These developments have coincided with a change in the nature of the conversation between politicians, governments and the electorate. This change was driven first by the ever more sophisticated techniques of polling and focus groups which meant that political party leaderships could listen much more closely to public opinion – or thought they could. The more recent explosive growth in the use of social media has increased the flood of public opinions which political leaders and the media have to deal with. In the search for votes and, hopefully, improvement in their electoral fates, the political classes, at least the traditional ones, have surrendered their initiative. It is increasingly seldom that party leaderships present a vision or ‘grand plan’ to the public. They prefer to calibrate their messages to the demographic categories in ways which their polling and focus groups tell them will attract. The recent election for the position of Mayor of London was a classic example of this process. By all accounts, the professionals running the campaign for the losing Conservative candidate regularly overrode the candidate’s and party’s policy statements in favour of messages, sometimes contradictory, which were regarded as likely to attract specific groups of voters. In this environment the short-term horizons of most political leaderships were impacted by immediate circumstances to the neglect of longer-term challenges, such as falling birth rates and aging population, declining proportions of the economically active, developing the economies of the wider world, and climate change.

It is almost inevitable that, in such circumstances, we should see the emergence of movements of various kinds of nationalist or nativist colouring. These movements share little else across the region beyond their antipathy to the culturally plural developments of their countries and the immigration which is regarded as being the cause. In traditional left-right terms, some are oriented left with strong support of the social welfare state while others tend to be more oriented towards the right wing of traditional politics. In common, they have various degrees of populist approaches to the electorate.

The rise of such parties in all European countries, while often targeting the policies and policy processes of the European Union, also expresses a deep anxiety over what is received as a weakening of the familiar nation State, the emphasis being on the perceived weakening of the nation rather than the State. This weakening is often expressed in terms of the spread of multiculturalism, a quick reflection on which is a suitable way to finish this paper. Multiculturalism has been presented in a range of ways. In recent years it has come under attack from a variety of quarters, but it is not always clear what is being attacked. The contestation has usually been expressed in terms of theory, and there are theories as well as policies of multiculturalism. As both, multiculturalism has been declared dead in a number of countries. But while theories and policies can be debated endlessly, the fact of the multicultural on the ground is inescapable in all our big cities – and if we do not like the term let us call it diversity. The associated tensions arise because we are experiencing a transition to a new condition. We have been through transitions before in our history. The appearance of the nation State was itself a long and sometimes bloody transition, as was the process of industrialization and urbanization. The nation and its ‘culture,’ which the populist nativist movements want to preserve, are the result of transitions and transformations. They cannot be frozen under the pretense that they were ever thus.

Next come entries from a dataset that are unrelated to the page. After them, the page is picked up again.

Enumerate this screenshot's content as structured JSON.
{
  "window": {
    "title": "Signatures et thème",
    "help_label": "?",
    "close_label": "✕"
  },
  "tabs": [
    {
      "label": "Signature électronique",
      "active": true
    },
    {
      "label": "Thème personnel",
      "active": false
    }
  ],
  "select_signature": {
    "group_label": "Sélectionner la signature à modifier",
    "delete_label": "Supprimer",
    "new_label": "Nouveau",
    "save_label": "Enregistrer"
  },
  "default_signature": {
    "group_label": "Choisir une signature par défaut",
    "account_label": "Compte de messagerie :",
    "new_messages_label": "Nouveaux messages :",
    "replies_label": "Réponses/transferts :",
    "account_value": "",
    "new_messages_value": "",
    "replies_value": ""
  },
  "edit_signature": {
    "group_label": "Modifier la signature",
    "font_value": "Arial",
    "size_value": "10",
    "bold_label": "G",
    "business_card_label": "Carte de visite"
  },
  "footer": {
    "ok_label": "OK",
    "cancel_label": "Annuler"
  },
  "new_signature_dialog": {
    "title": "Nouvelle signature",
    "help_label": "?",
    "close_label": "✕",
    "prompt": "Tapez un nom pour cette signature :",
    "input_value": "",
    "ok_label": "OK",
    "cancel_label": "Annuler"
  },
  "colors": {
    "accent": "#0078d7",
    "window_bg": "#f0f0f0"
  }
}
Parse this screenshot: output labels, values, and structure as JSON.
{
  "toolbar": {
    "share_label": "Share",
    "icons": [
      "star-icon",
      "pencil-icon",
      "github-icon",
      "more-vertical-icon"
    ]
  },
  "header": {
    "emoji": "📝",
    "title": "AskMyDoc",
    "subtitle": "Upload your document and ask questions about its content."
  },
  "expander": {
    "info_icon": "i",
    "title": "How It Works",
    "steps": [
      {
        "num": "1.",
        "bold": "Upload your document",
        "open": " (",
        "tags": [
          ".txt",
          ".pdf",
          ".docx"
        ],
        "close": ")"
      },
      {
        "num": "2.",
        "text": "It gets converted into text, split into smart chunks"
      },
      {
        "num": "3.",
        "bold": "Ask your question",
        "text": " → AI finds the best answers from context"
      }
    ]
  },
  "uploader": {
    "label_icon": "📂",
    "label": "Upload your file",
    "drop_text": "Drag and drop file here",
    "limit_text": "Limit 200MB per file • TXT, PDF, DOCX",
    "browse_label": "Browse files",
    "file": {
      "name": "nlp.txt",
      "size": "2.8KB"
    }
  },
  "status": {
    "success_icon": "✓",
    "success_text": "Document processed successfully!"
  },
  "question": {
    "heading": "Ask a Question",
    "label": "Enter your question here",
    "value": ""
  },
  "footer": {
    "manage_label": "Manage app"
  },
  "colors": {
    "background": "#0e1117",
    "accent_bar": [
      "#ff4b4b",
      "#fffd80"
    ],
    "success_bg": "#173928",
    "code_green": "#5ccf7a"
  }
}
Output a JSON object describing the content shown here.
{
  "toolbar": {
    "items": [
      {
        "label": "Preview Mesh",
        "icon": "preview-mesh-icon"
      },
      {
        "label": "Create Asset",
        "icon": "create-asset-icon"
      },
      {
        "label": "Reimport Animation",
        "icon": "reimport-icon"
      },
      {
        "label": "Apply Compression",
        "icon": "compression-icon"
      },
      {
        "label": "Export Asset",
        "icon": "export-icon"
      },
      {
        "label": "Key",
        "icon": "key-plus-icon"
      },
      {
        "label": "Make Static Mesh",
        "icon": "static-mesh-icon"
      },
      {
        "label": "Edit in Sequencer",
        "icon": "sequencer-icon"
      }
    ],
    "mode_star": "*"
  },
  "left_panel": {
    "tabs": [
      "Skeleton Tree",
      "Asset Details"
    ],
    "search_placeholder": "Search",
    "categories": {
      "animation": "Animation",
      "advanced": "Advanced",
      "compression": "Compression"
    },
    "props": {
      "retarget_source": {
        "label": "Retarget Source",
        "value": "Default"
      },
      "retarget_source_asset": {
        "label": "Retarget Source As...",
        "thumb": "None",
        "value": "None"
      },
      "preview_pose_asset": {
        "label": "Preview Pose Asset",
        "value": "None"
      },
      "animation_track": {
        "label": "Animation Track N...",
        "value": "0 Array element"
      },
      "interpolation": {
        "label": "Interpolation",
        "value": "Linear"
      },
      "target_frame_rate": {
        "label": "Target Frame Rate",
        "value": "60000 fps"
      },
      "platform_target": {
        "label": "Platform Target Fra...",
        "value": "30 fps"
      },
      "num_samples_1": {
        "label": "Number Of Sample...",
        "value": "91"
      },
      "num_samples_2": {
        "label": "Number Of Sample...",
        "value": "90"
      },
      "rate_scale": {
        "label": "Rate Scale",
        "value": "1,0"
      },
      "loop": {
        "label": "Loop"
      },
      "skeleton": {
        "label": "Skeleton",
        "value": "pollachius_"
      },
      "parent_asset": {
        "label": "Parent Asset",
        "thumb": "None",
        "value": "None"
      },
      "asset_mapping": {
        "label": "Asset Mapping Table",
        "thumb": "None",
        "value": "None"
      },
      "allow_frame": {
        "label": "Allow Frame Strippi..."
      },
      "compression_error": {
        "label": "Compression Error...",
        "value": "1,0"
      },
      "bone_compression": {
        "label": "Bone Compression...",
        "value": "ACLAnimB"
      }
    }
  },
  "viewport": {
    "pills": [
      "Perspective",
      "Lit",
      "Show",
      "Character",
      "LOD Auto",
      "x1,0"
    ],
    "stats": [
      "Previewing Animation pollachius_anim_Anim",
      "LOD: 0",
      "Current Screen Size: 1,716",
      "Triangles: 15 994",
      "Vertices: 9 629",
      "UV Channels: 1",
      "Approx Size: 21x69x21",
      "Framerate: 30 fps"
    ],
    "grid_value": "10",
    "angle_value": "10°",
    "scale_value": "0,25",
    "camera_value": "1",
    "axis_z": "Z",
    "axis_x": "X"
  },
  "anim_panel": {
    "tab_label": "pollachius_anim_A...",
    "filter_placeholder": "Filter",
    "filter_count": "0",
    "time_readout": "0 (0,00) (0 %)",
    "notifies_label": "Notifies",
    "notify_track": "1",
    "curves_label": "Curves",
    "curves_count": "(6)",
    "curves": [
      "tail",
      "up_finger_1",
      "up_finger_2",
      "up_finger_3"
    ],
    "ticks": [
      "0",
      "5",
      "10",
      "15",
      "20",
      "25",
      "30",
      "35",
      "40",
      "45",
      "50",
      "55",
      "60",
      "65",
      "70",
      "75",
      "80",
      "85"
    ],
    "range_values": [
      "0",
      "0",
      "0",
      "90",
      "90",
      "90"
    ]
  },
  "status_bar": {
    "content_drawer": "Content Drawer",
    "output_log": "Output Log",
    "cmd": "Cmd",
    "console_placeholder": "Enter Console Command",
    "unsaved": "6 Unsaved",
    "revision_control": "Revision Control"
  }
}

[1] Note that I am not using the term ‘refugee’ here in its technical legal sense.


Blitz, Brad K., Migration and Freedom: Mobility, Citizenship and Exclusion, Cheltenham UK: Edward Elgar, 2014.

OECD, “Is this humanitarian migration crisis different?” Migration Policy Debates, no.7, September 2015.

Scharbrodt, Oliver et al (eds.), Yearbook of Muslims in Europe, vol.7, Leiden: Brill, 2015. Chapters on 44 European countries cover developments of 2015.